> **WORK TASK**
Please return all of the records that follow, exactly as written.

> **TASK MATERIAL**
☆ ☆ ☆ ☆ ☆ ☆ ☆

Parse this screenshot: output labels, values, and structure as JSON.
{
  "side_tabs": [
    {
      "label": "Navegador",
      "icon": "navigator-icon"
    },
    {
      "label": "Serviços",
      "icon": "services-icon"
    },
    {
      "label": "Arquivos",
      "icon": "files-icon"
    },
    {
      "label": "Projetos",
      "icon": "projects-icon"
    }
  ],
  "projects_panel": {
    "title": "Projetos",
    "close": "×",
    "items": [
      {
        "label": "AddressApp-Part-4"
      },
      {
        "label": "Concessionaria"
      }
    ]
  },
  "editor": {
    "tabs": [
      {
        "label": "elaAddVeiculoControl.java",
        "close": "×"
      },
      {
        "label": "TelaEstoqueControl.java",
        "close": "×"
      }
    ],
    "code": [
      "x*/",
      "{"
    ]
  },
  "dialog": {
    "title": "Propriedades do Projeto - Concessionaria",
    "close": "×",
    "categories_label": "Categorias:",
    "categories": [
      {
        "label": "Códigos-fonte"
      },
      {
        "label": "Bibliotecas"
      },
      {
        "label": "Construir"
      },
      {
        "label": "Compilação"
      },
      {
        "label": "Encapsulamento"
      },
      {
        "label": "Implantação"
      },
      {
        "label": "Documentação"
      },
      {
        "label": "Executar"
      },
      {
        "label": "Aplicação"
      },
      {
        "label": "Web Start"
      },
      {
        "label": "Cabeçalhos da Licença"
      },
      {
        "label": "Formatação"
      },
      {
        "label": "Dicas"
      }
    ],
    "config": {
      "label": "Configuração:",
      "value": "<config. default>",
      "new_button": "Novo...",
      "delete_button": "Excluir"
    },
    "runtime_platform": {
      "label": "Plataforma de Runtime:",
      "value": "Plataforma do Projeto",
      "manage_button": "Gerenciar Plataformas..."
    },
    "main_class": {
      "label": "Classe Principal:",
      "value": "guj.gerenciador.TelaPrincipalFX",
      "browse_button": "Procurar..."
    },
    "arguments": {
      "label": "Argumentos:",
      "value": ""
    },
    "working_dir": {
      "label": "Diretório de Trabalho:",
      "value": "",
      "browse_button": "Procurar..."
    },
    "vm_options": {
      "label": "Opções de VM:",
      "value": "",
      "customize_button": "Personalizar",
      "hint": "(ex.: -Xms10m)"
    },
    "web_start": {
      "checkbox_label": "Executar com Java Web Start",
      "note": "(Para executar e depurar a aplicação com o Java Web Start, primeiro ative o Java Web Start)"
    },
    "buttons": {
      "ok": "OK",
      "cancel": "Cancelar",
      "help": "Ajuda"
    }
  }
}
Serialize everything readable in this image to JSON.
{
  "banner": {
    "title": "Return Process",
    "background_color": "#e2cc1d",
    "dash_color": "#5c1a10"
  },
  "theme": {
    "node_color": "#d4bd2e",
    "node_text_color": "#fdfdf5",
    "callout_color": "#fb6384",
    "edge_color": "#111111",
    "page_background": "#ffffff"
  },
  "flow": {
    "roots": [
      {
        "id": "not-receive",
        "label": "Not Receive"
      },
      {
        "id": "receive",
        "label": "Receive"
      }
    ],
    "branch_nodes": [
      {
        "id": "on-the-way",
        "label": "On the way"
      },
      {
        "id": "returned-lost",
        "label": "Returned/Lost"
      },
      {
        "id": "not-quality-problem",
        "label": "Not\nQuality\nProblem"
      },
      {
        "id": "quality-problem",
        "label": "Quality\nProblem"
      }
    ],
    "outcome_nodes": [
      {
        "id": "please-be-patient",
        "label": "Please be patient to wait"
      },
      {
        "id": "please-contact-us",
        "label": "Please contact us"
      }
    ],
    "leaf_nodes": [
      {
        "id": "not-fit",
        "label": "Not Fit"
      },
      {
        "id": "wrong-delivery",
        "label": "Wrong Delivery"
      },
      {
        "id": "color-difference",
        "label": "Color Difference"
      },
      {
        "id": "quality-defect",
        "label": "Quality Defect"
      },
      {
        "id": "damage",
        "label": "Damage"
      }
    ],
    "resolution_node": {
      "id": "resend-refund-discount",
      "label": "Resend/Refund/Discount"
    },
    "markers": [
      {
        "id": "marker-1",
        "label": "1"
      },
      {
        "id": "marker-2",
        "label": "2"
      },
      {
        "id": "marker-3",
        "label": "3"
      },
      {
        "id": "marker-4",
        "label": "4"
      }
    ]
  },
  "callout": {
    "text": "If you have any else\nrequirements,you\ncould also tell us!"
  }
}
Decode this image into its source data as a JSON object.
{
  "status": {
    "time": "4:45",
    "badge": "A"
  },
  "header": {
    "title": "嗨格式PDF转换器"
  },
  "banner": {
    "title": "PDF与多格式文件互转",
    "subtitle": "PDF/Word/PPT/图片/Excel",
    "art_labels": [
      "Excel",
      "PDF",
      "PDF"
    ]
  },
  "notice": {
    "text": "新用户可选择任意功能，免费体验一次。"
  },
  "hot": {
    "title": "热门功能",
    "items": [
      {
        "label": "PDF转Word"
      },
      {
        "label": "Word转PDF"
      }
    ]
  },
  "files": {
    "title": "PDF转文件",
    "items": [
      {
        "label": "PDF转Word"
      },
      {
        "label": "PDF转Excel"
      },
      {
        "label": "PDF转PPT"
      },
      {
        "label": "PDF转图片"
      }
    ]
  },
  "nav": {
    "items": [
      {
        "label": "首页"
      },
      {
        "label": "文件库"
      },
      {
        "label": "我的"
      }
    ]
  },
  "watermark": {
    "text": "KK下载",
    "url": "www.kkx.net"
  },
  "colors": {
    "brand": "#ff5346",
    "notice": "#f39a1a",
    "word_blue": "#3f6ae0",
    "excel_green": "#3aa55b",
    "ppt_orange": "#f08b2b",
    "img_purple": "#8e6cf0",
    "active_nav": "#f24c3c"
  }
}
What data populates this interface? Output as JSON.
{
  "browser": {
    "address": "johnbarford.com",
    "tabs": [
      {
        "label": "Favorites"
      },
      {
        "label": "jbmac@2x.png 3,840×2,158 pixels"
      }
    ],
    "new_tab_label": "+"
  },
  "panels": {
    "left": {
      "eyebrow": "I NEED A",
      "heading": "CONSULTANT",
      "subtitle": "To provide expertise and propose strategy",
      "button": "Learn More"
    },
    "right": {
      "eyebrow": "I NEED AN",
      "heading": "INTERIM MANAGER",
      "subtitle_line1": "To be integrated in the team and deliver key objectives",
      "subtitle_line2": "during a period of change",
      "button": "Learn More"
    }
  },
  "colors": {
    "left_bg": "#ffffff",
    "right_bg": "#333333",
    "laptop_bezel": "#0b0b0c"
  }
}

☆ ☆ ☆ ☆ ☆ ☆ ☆

> **SOLUTION TO THE PROBLEM**
Parse this screenshot: output labels, values, and structure as JSON.
{
  "side_tabs": [
    {
      "label": "Navegador",
      "icon": "navigator-icon"
    },
    {
      "label": "Serviços",
      "icon": "services-icon"
    },
    {
      "label": "Arquivos",
      "icon": "files-icon"
    },
    {
      "label": "Projetos",
      "icon": "projects-icon"
    }
  ],
  "projects_panel": {
    "title": "Projetos",
    "close": "×",
    "items": [
      {
        "label": "AddressApp-Part-4"
      },
      {
        "label": "Concessionaria"
      }
    ]
  },
  "editor": {
    "tabs": [
      {
        "label": "elaAddVeiculoControl.java",
        "close": "×"
      },
      {
        "label": "TelaEstoqueControl.java",
        "close": "×"
      }
    ],
    "code": [
      "x*/",
      "{"
    ]
  },
  "dialog": {
    "title": "Propriedades do Projeto - Concessionaria",
    "close": "×",
    "categories_label": "Categorias:",
    "categories": [
      {
        "label": "Códigos-fonte"
      },
      {
        "label": "Bibliotecas"
      },
      {
        "label": "Construir"
      },
      {
        "label": "Compilação"
      },
      {
        "label": "Encapsulamento"
      },
      {
        "label": "Implantação"
      },
      {
        "label": "Documentação"
      },
      {
        "label": "Executar"
      },
      {
        "label": "Aplicação"
      },
      {
        "label": "Web Start"
      },
      {
        "label": "Cabeçalhos da Licença"
      },
      {
        "label": "Formatação"
      },
      {
        "label": "Dicas"
      }
    ],
    "config": {
      "label": "Configuração:",
      "value": "<config. default>",
      "new_button": "Novo...",
      "delete_button": "Excluir"
    },
    "runtime_platform": {
      "label": "Plataforma de Runtime:",
      "value": "Plataforma do Projeto",
      "manage_button": "Gerenciar Plataformas..."
    },
    "main_class": {
      "label": "Classe Principal:",
      "value": "guj.gerenciador.TelaPrincipalFX",
      "browse_button": "Procurar..."
    },
    "arguments": {
      "label": "Argumentos:",
      "value": ""
    },
    "working_dir": {
      "label": "Diretório de Trabalho:",
      "value": "",
      "browse_button": "Procurar..."
    },
    "vm_options": {
      "label": "Opções de VM:",
      "value": "",
      "customize_button": "Personalizar",
      "hint": "(ex.: -Xms10m)"
    },
    "web_start": {
      "checkbox_label": "Executar com Java Web Start",
      "note": "(Para executar e depurar a aplicação com o Java Web Start, primeiro ative o Java Web Start)"
    },
    "buttons": {
      "ok": "OK",
      "cancel": "Cancelar",
      "help": "Ajuda"
    }
  }
}
Serialize everything readable in this image to JSON.
{
  "banner": {
    "title": "Return Process",
    "background_color": "#e2cc1d",
    "dash_color": "#5c1a10"
  },
  "theme": {
    "node_color": "#d4bd2e",
    "node_text_color": "#fdfdf5",
    "callout_color": "#fb6384",
    "edge_color": "#111111",
    "page_background": "#ffffff"
  },
  "flow": {
    "roots": [
      {
        "id": "not-receive",
        "label": "Not Receive"
      },
      {
        "id": "receive",
        "label": "Receive"
      }
    ],
    "branch_nodes": [
      {
        "id": "on-the-way",
        "label": "On the way"
      },
      {
        "id": "returned-lost",
        "label": "Returned/Lost"
      },
      {
        "id": "not-quality-problem",
        "label": "Not\nQuality\nProblem"
      },
      {
        "id": "quality-problem",
        "label": "Quality\nProblem"
      }
    ],
    "outcome_nodes": [
      {
        "id": "please-be-patient",
        "label": "Please be patient to wait"
      },
      {
        "id": "please-contact-us",
        "label": "Please contact us"
      }
    ],
    "leaf_nodes": [
      {
        "id": "not-fit",
        "label": "Not Fit"
      },
      {
        "id": "wrong-delivery",
        "label": "Wrong Delivery"
      },
      {
        "id": "color-difference",
        "label": "Color Difference"
      },
      {
        "id": "quality-defect",
        "label": "Quality Defect"
      },
      {
        "id": "damage",
        "label": "Damage"
      }
    ],
    "resolution_node": {
      "id": "resend-refund-discount",
      "label": "Resend/Refund/Discount"
    },
    "markers": [
      {
        "id": "marker-1",
        "label": "1"
      },
      {
        "id": "marker-2",
        "label": "2"
      },
      {
        "id": "marker-3",
        "label": "3"
      },
      {
        "id": "marker-4",
        "label": "4"
      }
    ]
  },
  "callout": {
    "text": "If you have any else\nrequirements,you\ncould also tell us!"
  }
}
Decode this image into its source data as a JSON object.
{
  "status": {
    "time": "4:45",
    "badge": "A"
  },
  "header": {
    "title": "嗨格式PDF转换器"
  },
  "banner": {
    "title": "PDF与多格式文件互转",
    "subtitle": "PDF/Word/PPT/图片/Excel",
    "art_labels": [
      "Excel",
      "PDF",
      "PDF"
    ]
  },
  "notice": {
    "text": "新用户可选择任意功能，免费体验一次。"
  },
  "hot": {
    "title": "热门功能",
    "items": [
      {
        "label": "PDF转Word"
      },
      {
        "label": "Word转PDF"
      }
    ]
  },
  "files": {
    "title": "PDF转文件",
    "items": [
      {
        "label": "PDF转Word"
      },
      {
        "label": "PDF转Excel"
      },
      {
        "label": "PDF转PPT"
      },
      {
        "label": "PDF转图片"
      }
    ]
  },
  "nav": {
    "items": [
      {
        "label": "首页"
      },
      {
        "label": "文件库"
      },
      {
        "label": "我的"
      }
    ]
  },
  "watermark": {
    "text": "KK下载",
    "url": "www.kkx.net"
  },
  "colors": {
    "brand": "#ff5346",
    "notice": "#f39a1a",
    "word_blue": "#3f6ae0",
    "excel_green": "#3aa55b",
    "ppt_orange": "#f08b2b",
    "img_purple": "#8e6cf0",
    "active_nav": "#f24c3c"
  }
}
What data populates this interface? Output as JSON.
{
  "browser": {
    "address": "johnbarford.com",
    "tabs": [
      {
        "label": "Favorites"
      },
      {
        "label": "jbmac@2x.png 3,840×2,158 pixels"
      }
    ],
    "new_tab_label": "+"
  },
  "panels": {
    "left": {
      "eyebrow": "I NEED A",
      "heading": "CONSULTANT",
      "subtitle": "To provide expertise and propose strategy",
      "button": "Learn More"
    },
    "right": {
      "eyebrow": "I NEED AN",
      "heading": "INTERIM MANAGER",
      "subtitle_line1": "To be integrated in the team and deliver key objectives",
      "subtitle_line2": "during a period of change",
      "button": "Learn More"
    }
  },
  "colors": {
    "left_bg": "#ffffff",
    "right_bg": "#333333",
    "laptop_bezel": "#0b0b0c"
  }
}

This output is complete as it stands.